- **Work item**
Nothing but the records themselves, exactly as written, should appear in the reply; leave out the pictures.

------ Records for this task ------

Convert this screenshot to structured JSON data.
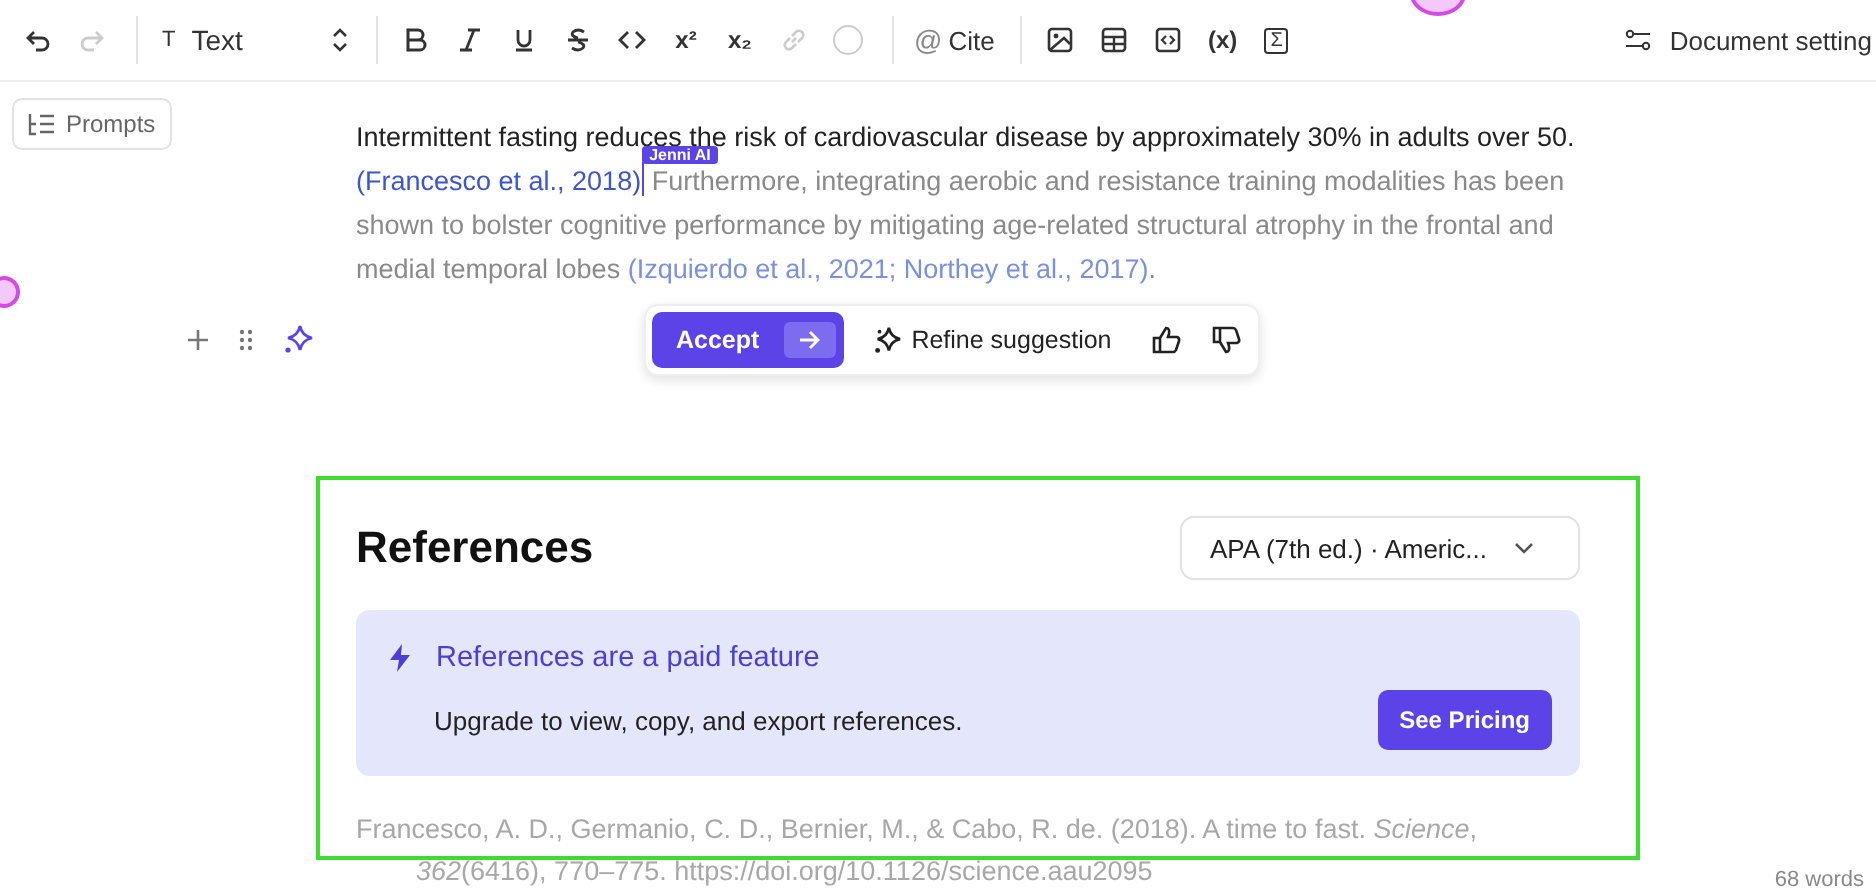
{
  "toolbar": {
    "left": [
      {
        "kind": "undo",
        "disabled": false
      },
      {
        "kind": "redo",
        "disabled": true
      }
    ],
    "block_type": {
      "icon": "T",
      "label": "Text"
    },
    "format": [
      {
        "kind": "bold",
        "disabled": false
      },
      {
        "kind": "italic",
        "disabled": false
      },
      {
        "kind": "underline",
        "disabled": false
      },
      {
        "kind": "strike",
        "disabled": false
      },
      {
        "kind": "code",
        "disabled": false
      },
      {
        "kind": "glyph",
        "label": "x²",
        "disabled": false
      },
      {
        "kind": "glyph",
        "label": "x₂",
        "disabled": false
      },
      {
        "kind": "link",
        "disabled": true
      },
      {
        "kind": "color",
        "disabled": true
      }
    ],
    "cite": {
      "icon": "@",
      "label": "Cite"
    },
    "insert": [
      {
        "kind": "image"
      },
      {
        "kind": "table"
      },
      {
        "kind": "embed"
      },
      {
        "kind": "glyph",
        "label": "(x)"
      },
      {
        "kind": "boxglyph",
        "label": "Σ"
      }
    ],
    "settings": {
      "label": "Document setting"
    }
  },
  "prompts_button": {
    "label": "Prompts"
  },
  "paragraph": {
    "segments": [
      {
        "kind": "text",
        "text": "Intermittent fasting reduces the risk of cardiovascular disease by approximately 30% in adults over 50."
      },
      {
        "kind": "citation",
        "text": "(Francesco et al., 2018)"
      },
      {
        "kind": "cursor",
        "label": "Jenni AI"
      },
      {
        "kind": "suggestion",
        "text": " Furthermore, integrating aerobic and resistance training modalities has been shown to bolster cognitive performance by mitigating age-related structural atrophy in the frontal and medial temporal lobes "
      },
      {
        "kind": "suggestion-citation",
        "text": "(Izquierdo et al., 2021; Northey et al., 2017)"
      },
      {
        "kind": "suggestion",
        "text": "."
      }
    ]
  },
  "suggestion_bar": {
    "accept": "Accept",
    "refine": "Refine suggestion"
  },
  "references": {
    "title": "References",
    "style_select": "APA (7th ed.) · Americ...",
    "banner": {
      "title": "References are a paid feature",
      "text": "Upgrade to view, copy, and export references.",
      "button": "See Pricing"
    },
    "entries": [
      "Francesco, A. D., Germanio, C. D., Bernier, M., & Cabo, R. de. (2018). A time to fast. *Science*, *362*(6416), 770–775. https://doi.org/10.1126/science.aau2095"
    ]
  },
  "word_count": "68 words"
}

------

- **Result below**
Convert this screenshot to structured JSON data.
{
  "toolbar": {
    "left": [
      {
        "kind": "undo",
        "disabled": false
      },
      {
        "kind": "redo",
        "disabled": true
      }
    ],
    "block_type": {
      "icon": "T",
      "label": "Text"
    },
    "format": [
      {
        "kind": "bold",
        "disabled": false
      },
      {
        "kind": "italic",
        "disabled": false
      },
      {
        "kind": "underline",
        "disabled": false
      },
      {
        "kind": "strike",
        "disabled": false
      },
      {
        "kind": "code",
        "disabled": false
      },
      {
        "kind": "glyph",
        "label": "x²",
        "disabled": false
      },
      {
        "kind": "glyph",
        "label": "x₂",
        "disabled": false
      },
      {
        "kind": "link",
        "disabled": true
      },
      {
        "kind": "color",
        "disabled": true
      }
    ],
    "cite": {
      "icon": "@",
      "label": "Cite"
    },
    "insert": [
      {
        "kind": "image"
      },
      {
        "kind": "table"
      },
      {
        "kind": "embed"
      },
      {
        "kind": "glyph",
        "label": "(x)"
      },
      {
        "kind": "boxglyph",
        "label": "Σ"
      }
    ],
    "settings": {
      "label": "Document setting"
    }
  },
  "prompts_button": {
    "label": "Prompts"
  },
  "paragraph": {
    "segments": [
      {
        "kind": "text",
        "text": "Intermittent fasting reduces the risk of cardiovascular disease by approximately 30% in adults over 50."
      },
      {
        "kind": "citation",
        "text": "(Francesco et al., 2018)"
      },
      {
        "kind": "cursor",
        "label": "Jenni AI"
      },
      {
        "kind": "suggestion",
        "text": " Furthermore, integrating aerobic and resistance training modalities has been shown to bolster cognitive performance by mitigating age-related structural atrophy in the frontal and medial temporal lobes "
      },
      {
        "kind": "suggestion-citation",
        "text": "(Izquierdo et al., 2021; Northey et al., 2017)"
      },
      {
        "kind": "suggestion",
        "text": "."
      }
    ]
  },
  "suggestion_bar": {
    "accept": "Accept",
    "refine": "Refine suggestion"
  },
  "references": {
    "title": "References",
    "style_select": "APA (7th ed.) · Americ...",
    "banner": {
      "title": "References are a paid feature",
      "text": "Upgrade to view, copy, and export references.",
      "button": "See Pricing"
    },
    "entries": [
      "Francesco, A. D., Germanio, C. D., Bernier, M., & Cabo, R. de. (2018). A time to fast. *Science*, *362*(6416), 770–775. https://doi.org/10.1126/science.aau2095"
    ]
  },
  "word_count": "68 words"
}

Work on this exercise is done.